§ **Exercise**: Write every line below out again exactly, images omitted.

§ **Website and app data records**:
========================================================================

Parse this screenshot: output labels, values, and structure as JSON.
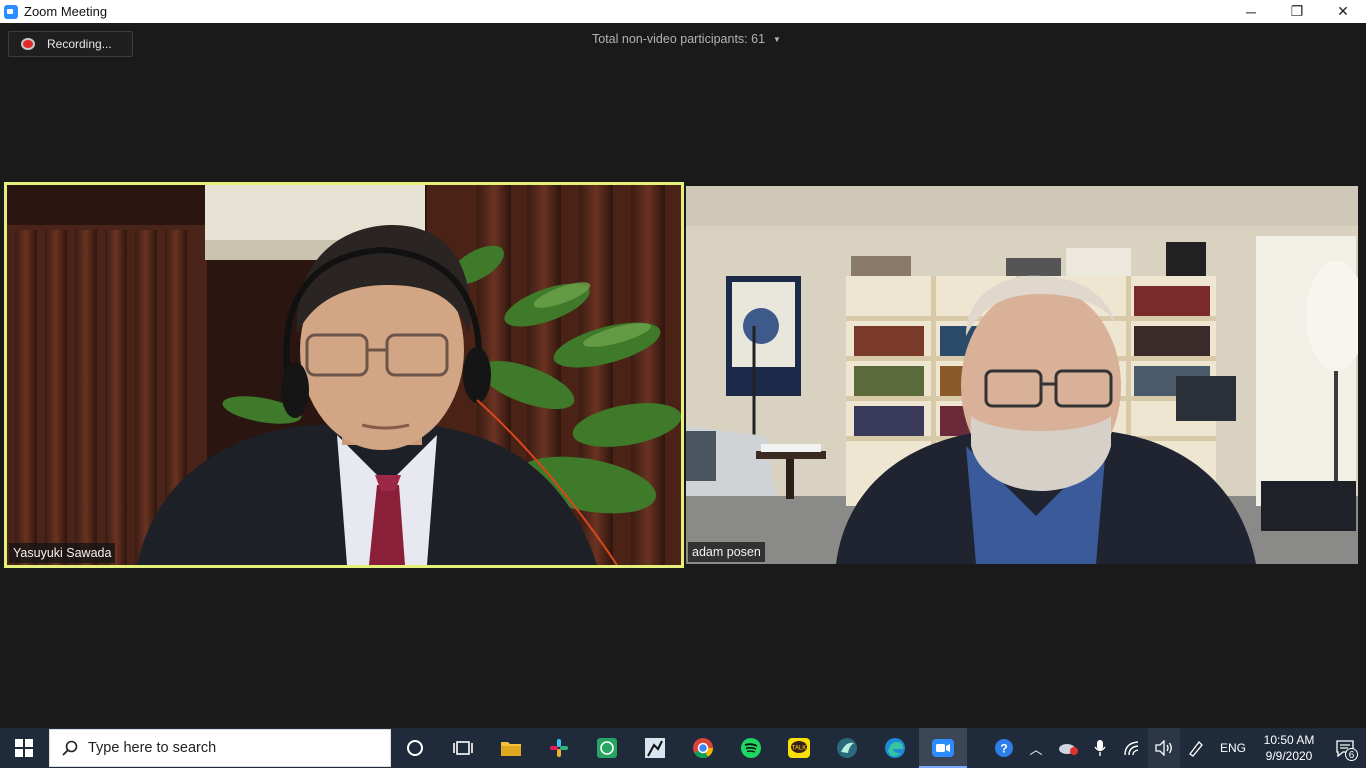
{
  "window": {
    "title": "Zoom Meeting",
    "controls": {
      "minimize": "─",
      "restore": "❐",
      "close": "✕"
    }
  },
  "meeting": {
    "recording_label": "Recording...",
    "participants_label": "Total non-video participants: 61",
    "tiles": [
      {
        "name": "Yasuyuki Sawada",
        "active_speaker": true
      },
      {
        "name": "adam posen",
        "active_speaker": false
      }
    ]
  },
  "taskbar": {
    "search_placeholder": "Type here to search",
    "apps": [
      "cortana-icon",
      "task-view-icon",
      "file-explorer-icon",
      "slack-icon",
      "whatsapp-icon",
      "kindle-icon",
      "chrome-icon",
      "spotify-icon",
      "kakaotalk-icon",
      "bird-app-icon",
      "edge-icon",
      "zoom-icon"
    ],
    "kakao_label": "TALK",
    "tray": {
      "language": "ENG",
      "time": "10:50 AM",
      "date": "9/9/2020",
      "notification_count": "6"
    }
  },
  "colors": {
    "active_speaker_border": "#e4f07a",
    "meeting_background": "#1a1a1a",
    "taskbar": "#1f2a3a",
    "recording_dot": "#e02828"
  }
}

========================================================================

§ **Completed exercise**:
Parse this screenshot: output labels, values, and structure as JSON.
{
  "window": {
    "title": "Zoom Meeting",
    "controls": {
      "minimize": "─",
      "restore": "❐",
      "close": "✕"
    }
  },
  "meeting": {
    "recording_label": "Recording...",
    "participants_label": "Total non-video participants: 61",
    "tiles": [
      {
        "name": "Yasuyuki Sawada",
        "active_speaker": true
      },
      {
        "name": "adam posen",
        "active_speaker": false
      }
    ]
  },
  "taskbar": {
    "search_placeholder": "Type here to search",
    "apps": [
      "cortana-icon",
      "task-view-icon",
      "file-explorer-icon",
      "slack-icon",
      "whatsapp-icon",
      "kindle-icon",
      "chrome-icon",
      "spotify-icon",
      "kakaotalk-icon",
      "bird-app-icon",
      "edge-icon",
      "zoom-icon"
    ],
    "kakao_label": "TALK",
    "tray": {
      "language": "ENG",
      "time": "10:50 AM",
      "date": "9/9/2020",
      "notification_count": "6"
    }
  },
  "colors": {
    "active_speaker_border": "#e4f07a",
    "meeting_background": "#1a1a1a",
    "taskbar": "#1f2a3a",
    "recording_dot": "#e02828"
  }
}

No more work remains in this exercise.